Among the lines of the data, copy those that hold "Test".

=== Records supplied ===

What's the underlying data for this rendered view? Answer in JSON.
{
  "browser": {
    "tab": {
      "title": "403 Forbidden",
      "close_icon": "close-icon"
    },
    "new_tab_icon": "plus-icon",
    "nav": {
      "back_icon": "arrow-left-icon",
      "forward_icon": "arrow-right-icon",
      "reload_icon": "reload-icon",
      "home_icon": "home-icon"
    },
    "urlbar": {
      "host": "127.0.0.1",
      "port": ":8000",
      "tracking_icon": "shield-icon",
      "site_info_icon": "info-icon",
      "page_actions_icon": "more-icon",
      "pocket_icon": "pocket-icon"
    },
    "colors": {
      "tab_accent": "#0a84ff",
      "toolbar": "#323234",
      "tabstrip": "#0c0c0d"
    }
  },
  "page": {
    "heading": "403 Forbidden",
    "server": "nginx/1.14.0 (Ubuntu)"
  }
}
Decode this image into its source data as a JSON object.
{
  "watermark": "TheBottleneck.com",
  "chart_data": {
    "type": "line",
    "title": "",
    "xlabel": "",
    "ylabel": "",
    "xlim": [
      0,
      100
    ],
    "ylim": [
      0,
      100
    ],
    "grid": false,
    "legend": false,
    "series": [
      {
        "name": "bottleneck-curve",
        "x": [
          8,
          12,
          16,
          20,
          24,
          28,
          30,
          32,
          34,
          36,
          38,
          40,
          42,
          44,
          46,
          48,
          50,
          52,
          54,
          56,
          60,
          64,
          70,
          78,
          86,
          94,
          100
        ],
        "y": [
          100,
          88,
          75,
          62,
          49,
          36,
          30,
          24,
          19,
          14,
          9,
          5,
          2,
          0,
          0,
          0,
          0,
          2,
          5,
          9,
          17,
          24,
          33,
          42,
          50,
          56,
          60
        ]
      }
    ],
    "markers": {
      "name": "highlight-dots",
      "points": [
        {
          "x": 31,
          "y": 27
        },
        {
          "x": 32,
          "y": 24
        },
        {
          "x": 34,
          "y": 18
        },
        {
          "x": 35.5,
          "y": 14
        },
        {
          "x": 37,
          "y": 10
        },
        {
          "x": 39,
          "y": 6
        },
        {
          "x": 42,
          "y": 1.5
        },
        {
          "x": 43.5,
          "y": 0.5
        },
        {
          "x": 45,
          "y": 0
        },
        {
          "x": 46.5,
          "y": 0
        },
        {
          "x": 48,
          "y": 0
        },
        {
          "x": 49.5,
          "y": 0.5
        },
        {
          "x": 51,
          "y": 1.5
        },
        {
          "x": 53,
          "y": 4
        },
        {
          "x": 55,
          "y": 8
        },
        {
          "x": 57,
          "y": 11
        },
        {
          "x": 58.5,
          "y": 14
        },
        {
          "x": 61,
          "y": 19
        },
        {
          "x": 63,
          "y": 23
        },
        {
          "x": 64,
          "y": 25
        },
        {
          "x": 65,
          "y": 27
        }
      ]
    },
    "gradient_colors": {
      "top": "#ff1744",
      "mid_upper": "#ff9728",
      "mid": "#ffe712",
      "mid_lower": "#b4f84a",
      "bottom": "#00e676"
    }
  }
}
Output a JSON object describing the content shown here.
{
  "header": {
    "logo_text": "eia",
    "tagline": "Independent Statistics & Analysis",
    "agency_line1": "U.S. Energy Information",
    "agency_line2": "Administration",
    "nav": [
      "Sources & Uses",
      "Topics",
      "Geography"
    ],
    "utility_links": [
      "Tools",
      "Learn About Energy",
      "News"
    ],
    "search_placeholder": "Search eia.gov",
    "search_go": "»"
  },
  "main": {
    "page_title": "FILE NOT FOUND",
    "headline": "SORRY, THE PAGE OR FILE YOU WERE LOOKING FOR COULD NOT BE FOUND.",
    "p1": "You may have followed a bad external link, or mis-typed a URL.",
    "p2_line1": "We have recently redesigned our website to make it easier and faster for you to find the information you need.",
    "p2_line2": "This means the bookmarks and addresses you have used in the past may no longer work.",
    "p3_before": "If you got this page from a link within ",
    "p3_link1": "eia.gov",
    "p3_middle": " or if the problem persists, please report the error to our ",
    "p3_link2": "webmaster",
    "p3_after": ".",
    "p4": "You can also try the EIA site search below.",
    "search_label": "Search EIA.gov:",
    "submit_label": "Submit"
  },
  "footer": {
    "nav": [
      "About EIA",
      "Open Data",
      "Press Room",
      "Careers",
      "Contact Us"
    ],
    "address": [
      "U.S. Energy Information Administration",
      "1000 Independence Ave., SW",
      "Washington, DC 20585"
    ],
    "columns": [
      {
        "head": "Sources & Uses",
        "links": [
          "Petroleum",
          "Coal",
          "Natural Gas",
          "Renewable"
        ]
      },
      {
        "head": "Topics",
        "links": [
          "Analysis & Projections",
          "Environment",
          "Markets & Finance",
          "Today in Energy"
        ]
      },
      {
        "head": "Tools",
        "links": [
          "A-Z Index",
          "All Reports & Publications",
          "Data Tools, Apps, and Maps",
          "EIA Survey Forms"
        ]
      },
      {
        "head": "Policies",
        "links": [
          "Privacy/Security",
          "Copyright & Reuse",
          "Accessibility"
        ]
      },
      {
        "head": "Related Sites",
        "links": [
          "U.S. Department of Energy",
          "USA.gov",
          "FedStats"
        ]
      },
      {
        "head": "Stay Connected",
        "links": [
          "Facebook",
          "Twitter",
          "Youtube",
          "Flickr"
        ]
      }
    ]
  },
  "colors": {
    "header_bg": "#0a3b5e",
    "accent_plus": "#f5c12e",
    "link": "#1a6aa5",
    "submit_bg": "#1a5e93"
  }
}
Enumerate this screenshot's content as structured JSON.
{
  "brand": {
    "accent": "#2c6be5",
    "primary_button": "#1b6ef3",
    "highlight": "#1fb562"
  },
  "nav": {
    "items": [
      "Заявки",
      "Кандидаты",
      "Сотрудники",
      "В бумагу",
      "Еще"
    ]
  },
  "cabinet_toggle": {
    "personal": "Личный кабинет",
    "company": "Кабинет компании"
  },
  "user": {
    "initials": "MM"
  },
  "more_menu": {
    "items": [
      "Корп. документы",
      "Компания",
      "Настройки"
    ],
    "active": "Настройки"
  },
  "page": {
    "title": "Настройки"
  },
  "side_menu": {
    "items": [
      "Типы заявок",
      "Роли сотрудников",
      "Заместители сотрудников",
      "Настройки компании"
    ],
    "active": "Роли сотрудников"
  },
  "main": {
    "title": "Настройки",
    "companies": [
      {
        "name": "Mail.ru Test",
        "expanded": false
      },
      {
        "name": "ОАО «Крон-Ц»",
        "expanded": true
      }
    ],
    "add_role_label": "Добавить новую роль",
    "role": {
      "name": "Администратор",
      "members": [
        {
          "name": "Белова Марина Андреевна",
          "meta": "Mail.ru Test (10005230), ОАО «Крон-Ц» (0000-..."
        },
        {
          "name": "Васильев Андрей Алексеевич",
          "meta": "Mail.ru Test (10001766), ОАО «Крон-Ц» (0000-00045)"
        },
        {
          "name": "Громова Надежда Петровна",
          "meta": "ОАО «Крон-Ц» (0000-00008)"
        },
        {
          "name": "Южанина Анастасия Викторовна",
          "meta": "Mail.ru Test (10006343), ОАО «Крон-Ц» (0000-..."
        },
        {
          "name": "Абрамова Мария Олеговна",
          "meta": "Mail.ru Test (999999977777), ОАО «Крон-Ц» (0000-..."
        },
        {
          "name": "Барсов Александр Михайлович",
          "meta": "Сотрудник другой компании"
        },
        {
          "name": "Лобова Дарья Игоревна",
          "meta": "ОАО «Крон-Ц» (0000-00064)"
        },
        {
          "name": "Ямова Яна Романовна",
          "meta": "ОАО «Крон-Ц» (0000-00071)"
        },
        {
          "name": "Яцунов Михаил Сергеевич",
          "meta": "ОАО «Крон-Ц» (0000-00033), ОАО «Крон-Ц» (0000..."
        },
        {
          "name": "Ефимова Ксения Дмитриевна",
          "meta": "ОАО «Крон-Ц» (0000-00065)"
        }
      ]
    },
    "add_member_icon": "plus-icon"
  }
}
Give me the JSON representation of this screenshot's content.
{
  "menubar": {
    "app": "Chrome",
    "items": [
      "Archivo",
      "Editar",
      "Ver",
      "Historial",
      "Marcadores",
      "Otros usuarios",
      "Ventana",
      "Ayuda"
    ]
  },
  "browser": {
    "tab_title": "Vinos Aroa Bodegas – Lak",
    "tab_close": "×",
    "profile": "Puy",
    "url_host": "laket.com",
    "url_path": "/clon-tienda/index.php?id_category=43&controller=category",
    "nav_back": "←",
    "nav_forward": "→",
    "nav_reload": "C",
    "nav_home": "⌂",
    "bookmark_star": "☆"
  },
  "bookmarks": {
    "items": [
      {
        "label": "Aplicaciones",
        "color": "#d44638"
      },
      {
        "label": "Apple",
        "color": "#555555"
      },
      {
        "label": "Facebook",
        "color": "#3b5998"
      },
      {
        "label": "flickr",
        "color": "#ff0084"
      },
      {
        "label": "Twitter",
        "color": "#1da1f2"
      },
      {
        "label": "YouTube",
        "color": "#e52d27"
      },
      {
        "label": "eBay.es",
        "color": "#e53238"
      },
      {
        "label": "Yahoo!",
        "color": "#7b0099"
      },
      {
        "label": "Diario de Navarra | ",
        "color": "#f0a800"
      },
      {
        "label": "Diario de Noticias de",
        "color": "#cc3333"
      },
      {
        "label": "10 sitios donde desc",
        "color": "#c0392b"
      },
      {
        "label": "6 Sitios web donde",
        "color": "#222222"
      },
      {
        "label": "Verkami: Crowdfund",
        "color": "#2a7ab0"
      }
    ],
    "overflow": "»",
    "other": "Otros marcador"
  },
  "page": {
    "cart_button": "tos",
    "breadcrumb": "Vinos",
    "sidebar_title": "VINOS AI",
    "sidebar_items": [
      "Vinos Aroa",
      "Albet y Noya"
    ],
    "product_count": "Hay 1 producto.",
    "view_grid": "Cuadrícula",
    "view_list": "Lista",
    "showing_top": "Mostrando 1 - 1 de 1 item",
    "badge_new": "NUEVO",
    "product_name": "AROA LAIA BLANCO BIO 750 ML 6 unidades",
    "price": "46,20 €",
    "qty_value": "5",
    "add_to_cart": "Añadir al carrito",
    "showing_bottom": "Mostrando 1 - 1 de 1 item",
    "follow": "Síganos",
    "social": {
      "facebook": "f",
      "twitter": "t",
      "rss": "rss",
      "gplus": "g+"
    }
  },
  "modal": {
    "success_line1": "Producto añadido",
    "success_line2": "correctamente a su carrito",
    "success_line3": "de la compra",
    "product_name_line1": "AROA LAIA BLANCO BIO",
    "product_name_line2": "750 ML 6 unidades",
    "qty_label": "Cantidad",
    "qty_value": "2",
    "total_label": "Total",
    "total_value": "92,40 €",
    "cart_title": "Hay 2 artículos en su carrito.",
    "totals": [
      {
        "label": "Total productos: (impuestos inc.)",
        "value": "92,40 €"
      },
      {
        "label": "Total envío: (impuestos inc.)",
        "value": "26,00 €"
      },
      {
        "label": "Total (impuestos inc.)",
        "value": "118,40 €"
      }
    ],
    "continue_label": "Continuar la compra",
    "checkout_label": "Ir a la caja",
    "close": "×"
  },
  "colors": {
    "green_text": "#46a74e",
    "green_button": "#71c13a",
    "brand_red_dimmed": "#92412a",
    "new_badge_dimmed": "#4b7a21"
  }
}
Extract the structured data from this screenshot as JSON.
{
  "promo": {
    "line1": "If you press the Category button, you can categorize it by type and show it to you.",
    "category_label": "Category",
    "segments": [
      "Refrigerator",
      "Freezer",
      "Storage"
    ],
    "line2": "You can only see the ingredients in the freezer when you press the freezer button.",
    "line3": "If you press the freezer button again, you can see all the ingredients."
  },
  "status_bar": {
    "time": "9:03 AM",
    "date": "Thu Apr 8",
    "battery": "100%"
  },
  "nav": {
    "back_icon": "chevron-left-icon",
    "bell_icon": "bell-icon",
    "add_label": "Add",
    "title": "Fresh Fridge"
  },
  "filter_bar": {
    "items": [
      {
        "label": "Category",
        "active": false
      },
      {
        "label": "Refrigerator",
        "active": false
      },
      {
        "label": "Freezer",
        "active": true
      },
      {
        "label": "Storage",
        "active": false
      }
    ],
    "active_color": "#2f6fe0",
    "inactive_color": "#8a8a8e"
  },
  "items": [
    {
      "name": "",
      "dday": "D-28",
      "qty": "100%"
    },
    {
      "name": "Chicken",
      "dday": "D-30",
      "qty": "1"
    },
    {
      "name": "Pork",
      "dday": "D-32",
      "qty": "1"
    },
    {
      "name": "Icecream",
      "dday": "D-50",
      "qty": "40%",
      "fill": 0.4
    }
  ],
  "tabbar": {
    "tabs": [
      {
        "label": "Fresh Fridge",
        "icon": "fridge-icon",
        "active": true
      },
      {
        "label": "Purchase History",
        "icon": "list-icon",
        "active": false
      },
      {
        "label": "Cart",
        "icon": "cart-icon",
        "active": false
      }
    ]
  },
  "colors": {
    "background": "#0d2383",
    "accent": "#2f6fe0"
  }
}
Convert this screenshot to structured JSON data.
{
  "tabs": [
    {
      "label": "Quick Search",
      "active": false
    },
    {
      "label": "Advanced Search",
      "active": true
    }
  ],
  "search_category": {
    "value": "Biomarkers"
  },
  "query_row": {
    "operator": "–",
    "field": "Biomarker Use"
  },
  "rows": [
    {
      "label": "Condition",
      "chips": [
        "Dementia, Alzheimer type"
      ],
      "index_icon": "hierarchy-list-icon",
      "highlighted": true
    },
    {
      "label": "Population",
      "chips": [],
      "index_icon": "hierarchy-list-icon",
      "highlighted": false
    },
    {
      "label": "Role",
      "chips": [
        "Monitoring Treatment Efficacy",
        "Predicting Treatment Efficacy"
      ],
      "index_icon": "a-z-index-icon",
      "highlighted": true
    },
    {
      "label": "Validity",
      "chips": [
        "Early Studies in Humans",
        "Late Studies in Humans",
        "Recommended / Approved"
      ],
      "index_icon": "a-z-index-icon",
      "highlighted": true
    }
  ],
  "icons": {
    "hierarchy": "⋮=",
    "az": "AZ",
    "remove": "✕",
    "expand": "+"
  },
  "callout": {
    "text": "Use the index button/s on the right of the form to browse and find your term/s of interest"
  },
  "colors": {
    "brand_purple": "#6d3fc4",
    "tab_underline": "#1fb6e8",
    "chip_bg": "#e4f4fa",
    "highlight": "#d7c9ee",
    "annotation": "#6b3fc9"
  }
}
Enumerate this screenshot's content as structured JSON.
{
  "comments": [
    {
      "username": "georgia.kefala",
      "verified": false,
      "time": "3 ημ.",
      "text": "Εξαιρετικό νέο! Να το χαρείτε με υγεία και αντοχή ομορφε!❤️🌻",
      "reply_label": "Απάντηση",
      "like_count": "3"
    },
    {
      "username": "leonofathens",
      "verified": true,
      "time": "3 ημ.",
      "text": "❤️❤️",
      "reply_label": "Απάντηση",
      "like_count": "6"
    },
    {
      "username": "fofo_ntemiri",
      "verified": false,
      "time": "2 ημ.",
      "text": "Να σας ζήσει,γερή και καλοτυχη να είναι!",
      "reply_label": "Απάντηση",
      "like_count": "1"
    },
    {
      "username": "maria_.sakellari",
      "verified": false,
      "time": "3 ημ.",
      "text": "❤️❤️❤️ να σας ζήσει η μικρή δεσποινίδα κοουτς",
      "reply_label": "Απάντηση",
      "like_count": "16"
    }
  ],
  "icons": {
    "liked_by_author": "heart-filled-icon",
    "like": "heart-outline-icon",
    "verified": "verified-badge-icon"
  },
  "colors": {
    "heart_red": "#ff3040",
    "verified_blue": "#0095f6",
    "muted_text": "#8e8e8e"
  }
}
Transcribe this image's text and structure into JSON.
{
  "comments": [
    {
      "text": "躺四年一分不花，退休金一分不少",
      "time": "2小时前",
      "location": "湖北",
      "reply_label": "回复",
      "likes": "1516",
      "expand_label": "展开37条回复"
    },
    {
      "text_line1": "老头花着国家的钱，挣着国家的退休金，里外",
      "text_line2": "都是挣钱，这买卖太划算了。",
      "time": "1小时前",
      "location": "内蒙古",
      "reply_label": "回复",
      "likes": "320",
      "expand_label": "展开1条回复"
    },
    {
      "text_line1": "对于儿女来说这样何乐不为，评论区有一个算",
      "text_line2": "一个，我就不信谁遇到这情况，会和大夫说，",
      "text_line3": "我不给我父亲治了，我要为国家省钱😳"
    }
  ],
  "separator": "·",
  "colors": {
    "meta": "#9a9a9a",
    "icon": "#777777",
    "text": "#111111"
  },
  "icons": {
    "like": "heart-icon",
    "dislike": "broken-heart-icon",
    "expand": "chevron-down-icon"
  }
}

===

* [Response area]:
        "name": "Mail.ru Test",
          "meta": "Mail.ru Test (10005230), ОАО «Крон-Ц» (0000-..."
          "meta": "Mail.ru Test (10001766), ОАО «Крон-Ц» (0000-00045)"
          "meta": "Mail.ru Test (10006343), ОАО «Крон-Ц» (0000-..."
          "meta": "Mail.ru Test (999999977777), ОАО «Крон-Ц» (0000-..."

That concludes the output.